There are hardly any other examples of services which address these needs in a holistic manner, combining child stimulation with protective health, maternal support and parenting training.
Specific strengths of the RCP are as follows:
- Grounded in culturally relevant theoretical principles of ECD and early intervention.
-Community-based family intervention/bringing services directly to the home.
-Strong community-based parent education component that zeroes in on parent-management techniques, health and childhood safety issues, and growth-promoting child-rearing practices.
-Parent/child stimulation activities that are culturally and developmentally appropriate.
-Well-planned curriculum and activities.
-Engagement of other community and civic organisations in the process.
Replication of RCP into North West St Ann pre-schools:
The experience of the RCP has concretely demonstrated its potential to cost-effectively deliver a vital social service while incorporating multi-partner alliances. The adaptability and flexibility of the RCP model is one of its most important characteristics. It has been identified as an indigenous innovation, subjected to rigorous research, assessment and piloting that shape it into a replicable solution.
In a comprehensive study, Roopnarine (2005) convincingly explored the theoretical and research foundations and efficacy of the RCP and he concluded that:

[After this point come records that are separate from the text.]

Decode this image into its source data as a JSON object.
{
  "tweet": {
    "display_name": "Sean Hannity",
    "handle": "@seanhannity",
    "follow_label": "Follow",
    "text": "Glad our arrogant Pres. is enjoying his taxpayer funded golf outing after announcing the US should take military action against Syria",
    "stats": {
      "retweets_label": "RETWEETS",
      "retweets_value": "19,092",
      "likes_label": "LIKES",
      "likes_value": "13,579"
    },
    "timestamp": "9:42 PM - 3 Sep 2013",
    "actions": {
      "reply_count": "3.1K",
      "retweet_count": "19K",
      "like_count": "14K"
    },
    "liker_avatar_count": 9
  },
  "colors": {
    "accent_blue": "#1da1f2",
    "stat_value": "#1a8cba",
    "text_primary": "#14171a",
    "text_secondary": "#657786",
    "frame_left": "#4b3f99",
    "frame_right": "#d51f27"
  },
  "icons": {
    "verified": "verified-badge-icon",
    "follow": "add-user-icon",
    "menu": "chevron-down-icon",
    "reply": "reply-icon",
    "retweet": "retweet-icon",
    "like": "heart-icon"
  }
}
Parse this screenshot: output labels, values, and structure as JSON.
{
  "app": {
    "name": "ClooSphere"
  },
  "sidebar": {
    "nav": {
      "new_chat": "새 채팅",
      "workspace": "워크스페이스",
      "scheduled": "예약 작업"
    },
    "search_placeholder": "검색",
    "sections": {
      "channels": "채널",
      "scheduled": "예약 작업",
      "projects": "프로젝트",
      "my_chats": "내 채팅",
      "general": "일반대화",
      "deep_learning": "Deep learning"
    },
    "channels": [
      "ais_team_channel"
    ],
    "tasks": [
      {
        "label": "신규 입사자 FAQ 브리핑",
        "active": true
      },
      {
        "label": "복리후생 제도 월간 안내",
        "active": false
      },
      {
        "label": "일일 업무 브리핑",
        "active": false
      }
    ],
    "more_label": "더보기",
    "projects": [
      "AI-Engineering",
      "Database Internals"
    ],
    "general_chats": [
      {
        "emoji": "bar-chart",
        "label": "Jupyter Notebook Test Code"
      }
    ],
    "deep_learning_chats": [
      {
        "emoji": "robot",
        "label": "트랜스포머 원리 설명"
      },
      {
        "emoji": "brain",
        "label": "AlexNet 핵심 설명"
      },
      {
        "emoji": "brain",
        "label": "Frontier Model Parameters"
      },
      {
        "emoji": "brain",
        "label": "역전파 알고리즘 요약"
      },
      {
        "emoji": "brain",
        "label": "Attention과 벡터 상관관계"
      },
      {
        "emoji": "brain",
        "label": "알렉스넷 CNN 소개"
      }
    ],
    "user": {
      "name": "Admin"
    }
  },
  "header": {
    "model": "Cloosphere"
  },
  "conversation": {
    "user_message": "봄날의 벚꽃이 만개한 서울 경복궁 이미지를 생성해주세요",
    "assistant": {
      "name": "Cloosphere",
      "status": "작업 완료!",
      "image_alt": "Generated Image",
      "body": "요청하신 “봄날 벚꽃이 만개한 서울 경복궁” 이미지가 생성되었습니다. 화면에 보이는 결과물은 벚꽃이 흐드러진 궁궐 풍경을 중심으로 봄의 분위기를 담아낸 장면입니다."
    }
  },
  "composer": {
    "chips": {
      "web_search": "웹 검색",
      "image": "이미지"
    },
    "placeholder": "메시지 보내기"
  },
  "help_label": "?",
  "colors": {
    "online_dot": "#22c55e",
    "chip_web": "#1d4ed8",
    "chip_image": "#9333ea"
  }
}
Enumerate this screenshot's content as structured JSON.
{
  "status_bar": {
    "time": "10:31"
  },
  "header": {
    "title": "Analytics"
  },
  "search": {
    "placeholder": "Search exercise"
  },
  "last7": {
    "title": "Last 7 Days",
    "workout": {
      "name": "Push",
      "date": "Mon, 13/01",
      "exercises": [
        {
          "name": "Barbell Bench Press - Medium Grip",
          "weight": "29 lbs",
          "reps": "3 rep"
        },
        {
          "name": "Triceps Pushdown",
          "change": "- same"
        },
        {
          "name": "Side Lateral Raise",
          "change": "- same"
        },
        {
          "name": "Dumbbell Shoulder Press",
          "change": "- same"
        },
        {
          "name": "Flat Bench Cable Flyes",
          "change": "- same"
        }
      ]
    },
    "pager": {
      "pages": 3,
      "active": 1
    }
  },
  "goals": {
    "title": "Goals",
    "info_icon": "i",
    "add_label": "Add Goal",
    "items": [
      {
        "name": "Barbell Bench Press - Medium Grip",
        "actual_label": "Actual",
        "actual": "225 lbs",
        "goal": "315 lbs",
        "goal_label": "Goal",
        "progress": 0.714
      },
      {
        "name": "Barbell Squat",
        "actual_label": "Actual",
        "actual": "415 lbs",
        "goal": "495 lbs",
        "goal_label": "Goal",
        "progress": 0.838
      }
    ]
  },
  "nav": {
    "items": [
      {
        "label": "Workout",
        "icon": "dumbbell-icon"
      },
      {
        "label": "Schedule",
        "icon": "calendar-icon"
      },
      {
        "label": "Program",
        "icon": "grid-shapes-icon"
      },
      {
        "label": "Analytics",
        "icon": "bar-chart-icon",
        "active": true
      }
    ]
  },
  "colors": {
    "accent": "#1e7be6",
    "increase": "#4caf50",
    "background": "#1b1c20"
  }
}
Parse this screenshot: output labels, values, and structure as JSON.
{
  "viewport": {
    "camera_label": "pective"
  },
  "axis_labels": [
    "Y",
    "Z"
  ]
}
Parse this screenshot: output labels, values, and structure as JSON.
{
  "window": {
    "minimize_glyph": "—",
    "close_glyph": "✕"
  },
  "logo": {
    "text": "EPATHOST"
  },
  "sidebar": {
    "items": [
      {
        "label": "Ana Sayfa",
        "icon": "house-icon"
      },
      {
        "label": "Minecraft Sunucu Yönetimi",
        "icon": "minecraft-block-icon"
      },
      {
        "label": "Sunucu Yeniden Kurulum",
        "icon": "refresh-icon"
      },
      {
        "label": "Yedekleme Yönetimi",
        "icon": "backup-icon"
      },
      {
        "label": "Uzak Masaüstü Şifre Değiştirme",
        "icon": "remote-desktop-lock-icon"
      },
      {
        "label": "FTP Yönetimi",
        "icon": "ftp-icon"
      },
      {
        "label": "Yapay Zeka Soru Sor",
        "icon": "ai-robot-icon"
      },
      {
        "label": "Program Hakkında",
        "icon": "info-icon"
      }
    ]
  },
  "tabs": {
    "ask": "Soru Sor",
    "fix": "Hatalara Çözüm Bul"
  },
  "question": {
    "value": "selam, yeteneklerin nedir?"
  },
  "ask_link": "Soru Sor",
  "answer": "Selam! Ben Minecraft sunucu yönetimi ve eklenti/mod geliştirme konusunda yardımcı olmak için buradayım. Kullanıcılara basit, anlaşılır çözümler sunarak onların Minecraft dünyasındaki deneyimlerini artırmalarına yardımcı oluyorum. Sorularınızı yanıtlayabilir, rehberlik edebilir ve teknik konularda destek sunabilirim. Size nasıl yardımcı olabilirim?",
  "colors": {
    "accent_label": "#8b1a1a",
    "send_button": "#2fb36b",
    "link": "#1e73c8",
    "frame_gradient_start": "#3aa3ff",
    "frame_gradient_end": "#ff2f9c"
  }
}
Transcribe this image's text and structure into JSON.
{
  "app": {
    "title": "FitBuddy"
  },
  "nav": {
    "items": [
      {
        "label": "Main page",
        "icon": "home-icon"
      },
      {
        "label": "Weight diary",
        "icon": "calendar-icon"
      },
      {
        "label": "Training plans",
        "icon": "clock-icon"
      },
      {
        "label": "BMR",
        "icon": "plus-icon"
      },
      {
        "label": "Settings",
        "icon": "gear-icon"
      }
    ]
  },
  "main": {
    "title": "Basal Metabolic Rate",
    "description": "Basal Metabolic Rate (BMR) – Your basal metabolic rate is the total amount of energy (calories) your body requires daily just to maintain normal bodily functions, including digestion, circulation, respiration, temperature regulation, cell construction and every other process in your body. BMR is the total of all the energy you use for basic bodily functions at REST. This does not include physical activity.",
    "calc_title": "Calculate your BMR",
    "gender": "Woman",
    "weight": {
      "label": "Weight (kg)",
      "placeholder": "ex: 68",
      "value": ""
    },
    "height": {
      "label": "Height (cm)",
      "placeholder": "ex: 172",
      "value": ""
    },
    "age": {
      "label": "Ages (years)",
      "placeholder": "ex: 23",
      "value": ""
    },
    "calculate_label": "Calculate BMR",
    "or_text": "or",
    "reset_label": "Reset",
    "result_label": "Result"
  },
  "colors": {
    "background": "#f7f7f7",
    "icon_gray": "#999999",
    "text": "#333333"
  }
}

The RCP carefully integrates childhood constructs rooted in child development theoretical principles that have well-defined norms of childhood behaviours and skills, eco-cultural frameworks on parental psychologies that lay the foundation for structuring everyday settings and experiences for young children, and prevention models that seek to identify risk factors within families and to develop appropriate services that would assist in moderating them.
Impact studies of the RCP were conducted by the Bernard van Leer Foundation in 2004 and 2008. The first study conducted in Jamaica concluded that the programme had a substantial impact on the cognitive development of young children after one year of enrolment.
These independent conclusions therefore attest to the theoretical and methodological soundness of the RCP replication and confirm that the core objective of stimulating the cognitive capacity of the child is attainable.
Why North West St Ann?
Children from chronically poor households are likely to experience the most debilitating kind of deprivation which is too often reflected in their performance at school. St Ann is steeped in poverty and is ranked as the poorest parish based on the consumption trend of its population. According to the Planning Institute of Jamaica's recently launched Jamaica poverty map, about 14 of the island's poorest communities are in the garden parish.
The findings provide very strong evidence in support of ensuring that poverty reduction should be accompanied by very deliberate and sustained emphasis on pre-school and primary school development and education.
Targeting the children of the poor and unemployed is of particular importance because it is this group that is less likely to enrol in pre-school or engage in early brain stimulation activities. This group is also more likely to attain lower achievement levels or grades for their age and to have poor cognitive ability.
The establishment of an RCP curriculum-based approach into existing pre-schools in North West St Ann that meets best practices standards will no doubt provide the gateway for early stimulation and an early head start in literacy for the children of this constituency. North West St Ann can therefore be an ideal location for the joint partnership between the Foundation for the Development of Caribbean Children and the Government of Jamaica
Dr Dayton Campbell, a medical doctor, is member of parliament for St Ann North West.